Visit chicagopuppetfest.org for tickets and information about the 4th Chicago International Puppet Theater Festival. Stay tuned for details about opening night, a public art exhibition centered around puppetry, plus free open houses and public workshops in the festival’s newly expanded Chicago Puppet Lab in Chicago’s historic Fine Arts Building
Pulling strings: Behind the scenes at the Chicago International Puppet Theater Festival
Originally founded as a project of Blair Thomas & Co., the Chicago International Puppet Theater Festival has evolved to become an organization in its own right, presenting three biennial, multi-week, citywide festivals in 2015, 2017 and 2019. Already, the Chicago Puppet Festival has grown to be the largest of its kind in North America, attracting more than 14,000 audience members every iteration to dozens of Chicago venues large and small to enjoy an entertaining and eclectic array of puppet styles from around the world.
It’s been surprisingly busy the past 18 months at the festival, as organizers retackled festival planning, piloting new programs and making major expansion plans a reality after a year-long strategic planning process. This fall, the festival tripled its footprint in Chicago’s historic Fine Arts Building, moved into an expanded office suite, opened the Chicago Puppet Studio, which designs and fabricates puppets for theaters and special events around the U.S., launched online and in-person education programs, and inaugurated the new Chicago Puppet Lab, an education space and developmental residency and incubator for Chicago artists creating new, original puppetry work.
Puppetry fans know it’s only fitting that the Fine Arts Building is home again to one of the most influential puppetry organizations in the world. In 1912, after Ellen Van Volkenburg famously founded the Little Theater of Chicago in the Fine Arts Building, legend has it she needed a name for the actors she had trained to manipulate marionettes while performing Shakespeare’s A Midsummer Night’s Dream. So she credited them in the show program with a new word, “puppeteer.” Many agree this marked the initial intersection of traditional puppetry with contemporary theater still practiced today, and now flourishing around the world.
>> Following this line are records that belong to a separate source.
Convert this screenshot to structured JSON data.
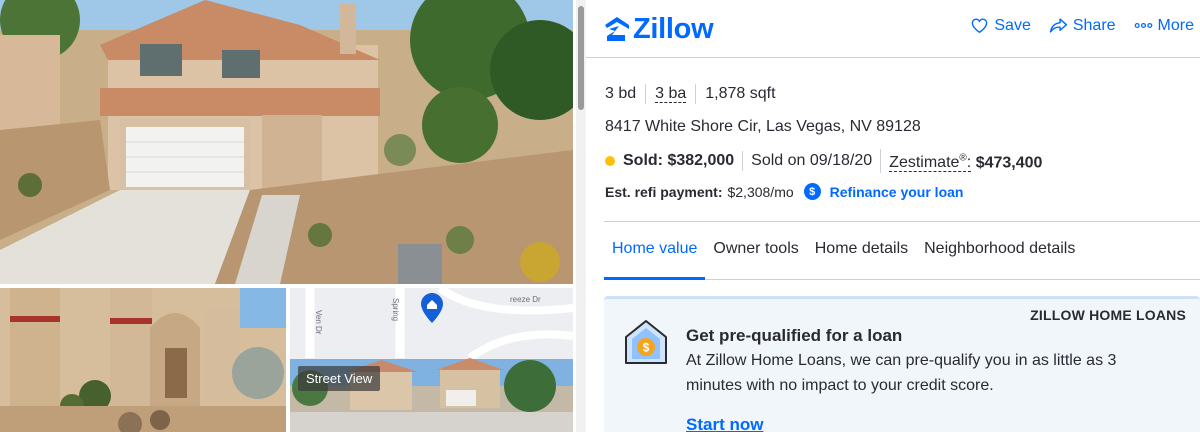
{
  "header": {
    "logo_text": "Zillow",
    "actions": [
      {
        "label": "Save",
        "icon": "heart-icon"
      },
      {
        "label": "Share",
        "icon": "share-icon"
      },
      {
        "label": "More",
        "icon": "more-dots-icon"
      }
    ]
  },
  "photos": {
    "street_view_label": "Street View"
  },
  "listing": {
    "beds": "3 bd",
    "baths": "3 ba",
    "sqft": "1,878 sqft",
    "address": "8417 White Shore Cir, Las Vegas, NV 89128",
    "status_label": "Sold: $382,000",
    "sold_on": "Sold on 09/18/20",
    "zestimate_label": "Zestimate",
    "zestimate_mark": "®",
    "zestimate_colon": ":",
    "zestimate_value": "$473,400",
    "status_color": "#ffc107"
  },
  "refinance": {
    "label": "Est. refi payment:",
    "value": "$2,308/mo",
    "coin_symbol": "$",
    "link": "Refinance your loan"
  },
  "tabs": [
    {
      "label": "Home value",
      "active": true
    },
    {
      "label": "Owner tools",
      "active": false
    },
    {
      "label": "Home details",
      "active": false
    },
    {
      "label": "Neighborhood details",
      "active": false
    }
  ],
  "loan_card": {
    "brand": "ZILLOW HOME LOANS",
    "title": "Get pre-qualified for a loan",
    "text": "At Zillow Home Loans, we can pre-qualify you in as little as 3 minutes with no impact to your credit score.",
    "cta": "Start now",
    "coin_symbol": "$"
  },
  "colors": {
    "accent": "#006aff",
    "text": "#2a2a33"
  }
}
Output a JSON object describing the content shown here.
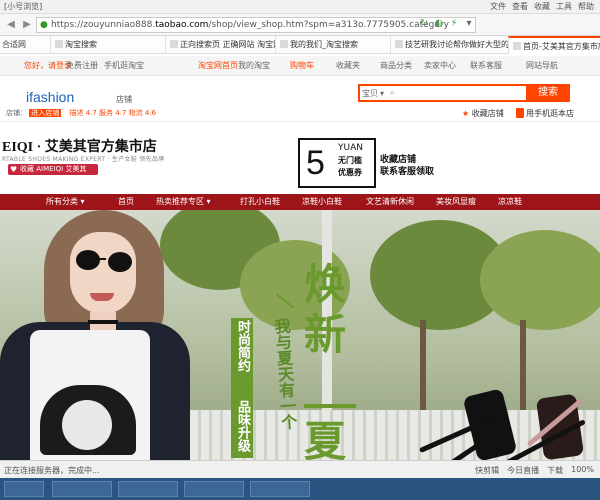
{
  "window": {
    "title": "[小号浏览]",
    "menus": [
      "文件",
      "查看",
      "收藏",
      "工具",
      "帮助"
    ]
  },
  "addressbar": {
    "url_prefix": "https://zouyunniao888.",
    "url_host": "taobao.com",
    "url_path": "/shop/view_shop.htm?spm=a313o.7775905.category",
    "icons": [
      "refresh-icon",
      "compat-icon",
      "lightning-icon",
      "dropdown-icon"
    ]
  },
  "bookmarks": {
    "first": "合适网",
    "tabs": [
      {
        "label": "淘宝搜索",
        "active": false
      },
      {
        "label": "正向搜索页 正确网站 淘宝网",
        "active": false
      },
      {
        "label": "我的我们_淘宝搜索",
        "active": false
      },
      {
        "label": "技艺研我讨论帮你做好大型的",
        "active": false
      },
      {
        "label": "首页-艾美其官方集市店-淘宝网",
        "active": true
      }
    ]
  },
  "taobao_nav": {
    "hello": "您好，请登录",
    "register": "免费注册",
    "mobile": "手机逛淘宝",
    "items": [
      "淘宝网首页",
      "我的淘宝",
      "购物车",
      "收藏夹",
      "商品分类",
      "卖家中心",
      "联系客服",
      "网站导航"
    ]
  },
  "header": {
    "logo": "ifashion",
    "logo_sub": "店铺",
    "shop_label": "店铺：",
    "shop_badge": "进入店铺",
    "ratings": "描述 4.7  服务 4.7  物流 4.6",
    "search_scope": "宝贝",
    "search_button": "搜索",
    "favorite_shop": "收藏店铺",
    "mobile_shop": "用手机逛本店"
  },
  "banner": {
    "shop_name": "EIQI · 艾美其官方集市店",
    "slogan": "RTABLE SHOES MAKING EXPERT · 生产女鞋 领先品牌",
    "favorite_button": "收藏 AIMEIQI 艾美其",
    "coupon_value": "5",
    "coupon_unit": "YUAN",
    "coupon_line1": "无门槛",
    "coupon_line2": "优惠券",
    "coupon_tip1": "收藏店铺",
    "coupon_tip2": "联系客服领取"
  },
  "category_nav": {
    "all": "所有分类 ▾",
    "items": [
      "首页",
      "热卖推荐专区 ▾",
      "打孔小白鞋",
      "凉鞋小白鞋",
      "文艺清新休闲",
      "美妆风显瘦",
      "凉凉鞋"
    ]
  },
  "hero": {
    "v_text1": "时尚简约",
    "v_text2": "品味升级",
    "mid_text": "我与夏天有一个",
    "big1": "焕",
    "big2": "新",
    "big3": "夏"
  },
  "status": {
    "left": "正在连接服务器，完成中...",
    "right": [
      "快剪辑",
      "今日直播",
      "下载",
      "100%"
    ]
  }
}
Expanded operations are being overseen by Artistic Director and Festival Founder Blair Thomas, Executive Director Sandy Gerding, and new staff members Dominique Atwood, Taylor Bibat and Mark Blashford. In addition, Tom Lee has joined Thomas as Co-Director of the Puppet Lab, while Grace Needlman is coordinating pursuit of the Chicago Puppet Lab’s mission: incubating more works of boundary-breaking puppetry in Chicago, expanding equity in the field of puppetry, and encouraging interdisciplinary experimentation in puppet theater.
Festival sponsors and donors include Walder Foundation, National Endowment for the Arts, Moller Family Foundation, The Reva and David Logan Foundation, The Jentes Family Foundation, Justine Jentes and Dan Kuruna, Chicago Community Trust SMART Growth Program, Kristy and Brandon Moran. Paul M. Angell Family Foundation, MacArthur Fund for Culture, Equity, and the Arts at Prince, Cheryl Lynn Bruce and Kerry James Marshall, Julie and John Guida Family Foundation. Richard H. Driehaus Foundation, Illinois Arts Council Agency, Alphawood Foundation, Arts Work Fund for Organizational Development, Pritzker Pucker Foundation, Illinois Department of Human Services Healing Illinois Program, MAP Fund, Gaylord and Dorothy Donnelley Foundation, JKW Foundation, Manaaki Foundation, Bank of America Private Bank, Marshall Frankel Foundation, The Saints and Service Club of Chicago.
For more information, visit chicagopuppetfest.org.